Over the course of 4 years since starting at Duolingo, Gina Gotthilf has helped build their user base from 3 to 150 million. She runs the cross-functional growth team and is in charge of all marketing and communications at Duolingo.
Not only is Gina full of energy and easy to talk to, she also has experience growing a company that’s transforming the way people learn, which all marketers, product managers, and founders can benefit from hearing.
As defines the term, Gina is an ultimate growth hacker. She has helped form an efficient and collaborative team that tests everything going out the door (product features, emails, push notifications, etc.) as an opportunity to learn and find what works. Gina, therefore, also has a wealth of tested tactics that others can try applying to their products.
As I talked to Gina about her upcoming presentation for the GrowthHackers Conference, it became clear to me that 1. Gina is a rockstar, and 2. there are lessons to Duolingo’s success worth sharing with the entire Growth Hackers community.
1. A collaborative A+ team is vital to growth
An intern openly disagreeing with the CEO in a meeting? Yeah, it sounds uncomfortable, but it’s just one example of how the team at Duolingo operates.

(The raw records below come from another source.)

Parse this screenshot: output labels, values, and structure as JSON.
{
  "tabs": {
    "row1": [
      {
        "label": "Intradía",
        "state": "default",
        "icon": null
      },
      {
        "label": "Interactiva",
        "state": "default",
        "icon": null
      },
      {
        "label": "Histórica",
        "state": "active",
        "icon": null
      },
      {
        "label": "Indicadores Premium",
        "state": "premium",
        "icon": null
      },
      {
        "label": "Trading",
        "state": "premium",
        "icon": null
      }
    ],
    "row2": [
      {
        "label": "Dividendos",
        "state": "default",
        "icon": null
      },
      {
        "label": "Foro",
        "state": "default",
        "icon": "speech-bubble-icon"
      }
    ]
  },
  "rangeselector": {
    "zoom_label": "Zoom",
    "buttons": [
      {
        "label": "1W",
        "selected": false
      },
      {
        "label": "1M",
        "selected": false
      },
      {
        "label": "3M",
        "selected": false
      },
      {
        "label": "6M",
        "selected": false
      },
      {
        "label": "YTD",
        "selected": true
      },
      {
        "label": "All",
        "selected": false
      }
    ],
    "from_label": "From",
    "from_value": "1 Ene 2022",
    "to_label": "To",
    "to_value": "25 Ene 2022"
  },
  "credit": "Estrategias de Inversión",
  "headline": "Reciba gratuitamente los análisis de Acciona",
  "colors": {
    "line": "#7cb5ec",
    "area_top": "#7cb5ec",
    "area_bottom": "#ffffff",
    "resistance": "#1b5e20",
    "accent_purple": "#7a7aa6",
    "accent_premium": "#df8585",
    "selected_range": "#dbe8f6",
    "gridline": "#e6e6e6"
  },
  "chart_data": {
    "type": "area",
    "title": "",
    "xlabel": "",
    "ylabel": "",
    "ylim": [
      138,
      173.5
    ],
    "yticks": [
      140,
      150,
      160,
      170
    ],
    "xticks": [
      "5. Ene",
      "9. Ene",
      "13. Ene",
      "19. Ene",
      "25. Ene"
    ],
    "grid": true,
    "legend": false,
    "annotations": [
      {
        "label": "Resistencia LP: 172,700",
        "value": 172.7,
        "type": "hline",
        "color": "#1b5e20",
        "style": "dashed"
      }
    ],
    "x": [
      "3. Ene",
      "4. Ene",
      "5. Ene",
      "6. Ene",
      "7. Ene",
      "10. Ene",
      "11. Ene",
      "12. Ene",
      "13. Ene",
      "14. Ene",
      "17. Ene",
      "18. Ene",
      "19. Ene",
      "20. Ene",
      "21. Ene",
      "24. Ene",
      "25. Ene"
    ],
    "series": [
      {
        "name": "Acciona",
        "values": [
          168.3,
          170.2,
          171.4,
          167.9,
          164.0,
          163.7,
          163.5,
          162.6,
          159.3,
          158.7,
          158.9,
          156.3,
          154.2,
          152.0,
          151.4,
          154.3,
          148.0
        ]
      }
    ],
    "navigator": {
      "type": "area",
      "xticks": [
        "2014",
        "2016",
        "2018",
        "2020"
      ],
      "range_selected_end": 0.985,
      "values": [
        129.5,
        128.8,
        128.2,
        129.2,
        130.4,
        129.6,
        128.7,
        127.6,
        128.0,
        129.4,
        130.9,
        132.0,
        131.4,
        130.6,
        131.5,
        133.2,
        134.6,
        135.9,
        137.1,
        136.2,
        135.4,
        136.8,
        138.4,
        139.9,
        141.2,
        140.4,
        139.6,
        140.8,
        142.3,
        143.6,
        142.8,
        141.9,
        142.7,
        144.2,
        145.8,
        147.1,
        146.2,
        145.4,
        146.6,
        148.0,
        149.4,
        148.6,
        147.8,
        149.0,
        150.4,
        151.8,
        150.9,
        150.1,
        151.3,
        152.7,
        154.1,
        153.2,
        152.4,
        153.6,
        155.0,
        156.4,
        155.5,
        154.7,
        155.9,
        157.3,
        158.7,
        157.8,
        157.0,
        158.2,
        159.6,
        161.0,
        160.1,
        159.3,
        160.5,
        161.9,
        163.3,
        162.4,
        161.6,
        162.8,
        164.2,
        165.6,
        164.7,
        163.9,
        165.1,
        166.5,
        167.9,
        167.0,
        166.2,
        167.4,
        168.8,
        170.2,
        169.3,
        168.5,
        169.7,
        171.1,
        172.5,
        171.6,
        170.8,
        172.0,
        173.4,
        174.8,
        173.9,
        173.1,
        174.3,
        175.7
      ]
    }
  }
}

Gina argues that one of the biggest mistakes a company can make is hiring because you’re drowning and “need” someone right now. Duolingo only hires A+ candidates that are right for the team, even though it takes more time. This makes it possible to have a super open and collaborative environment where anyone is welcome to speak up without fear of losing their job.
During the hiring process, Duolingo uses a number system that clearly delineates how people in the company assess a candidate and any veto requests that need to be taken seriously. This lengthy hiring diligence process results roughly in one employee for every 100 candidates. But as Gina says, “hiring mistakes are extremely expensive in terms of time, frustration, productivity and team morale,” and this process helps her team avoid those mistakes.
At Duolingo, a nine-person growth team with the capacity to operate fully independently is what leads the company’s growth efforts. Gina leads four engineers dedicated to different projects (SEO, Android product changes, iOS product changes, emails/notifications), two half-time designers, someone focused on copywriting, communications and PR, and one part-time PM.
The growth team has weekly sprints, and the company holds a weekly all-hands meeting where everyone announces the most important experiment pushes or projects for the week. This helps everyone at the company remain on the same page and easily identify any red flags that may arise.
2. Focus on product-market fit before growing
Duolingo focused a lot on building a solid product that people loved and were willing to tell their friends about before they even thought about focusing on growing the number of users.
As Gina advises…
3. Retention is extremely important
As Gina preaches, “you can force people to check out your product/app/service, but unless you can get those people to stick around, there’s no point!” You can spend money on acquisition and bring in users, but it takes a lot of time and effort to build up and optimize a product’s retention.
And before you can improve something, you need to understand one thing. As Duolingo’s co-founder, Severin Hacker, once said to the company:
Gina mentioned that they collaborate a lot as a team on decisions, but their PM always looks at potential ROI for all experiment ideas before they are seriously considered. This includes knowing what needs to be measured.
They measure what they call “D1 retention” which is the fraction of the people who sign up that come back the day after. By focusing on improving this metric, Duolingo was able to improve D1 retention from 15% at launch to over 50% today.
According to Gina, this email has been effective in keeping users engaged, and has got some attention in the media.
Learn more from Gina
These lessons are only skimming the surface of the wealth of knowledge Gina has to share. If you’d like to learn more, join us May 24th at this year’s GrowthHackers Conference where Gina and other growth leaders will share their knowledge on sustainably growing products’ users and revenue.
On – 18 Apr, 2017 By Dani Hart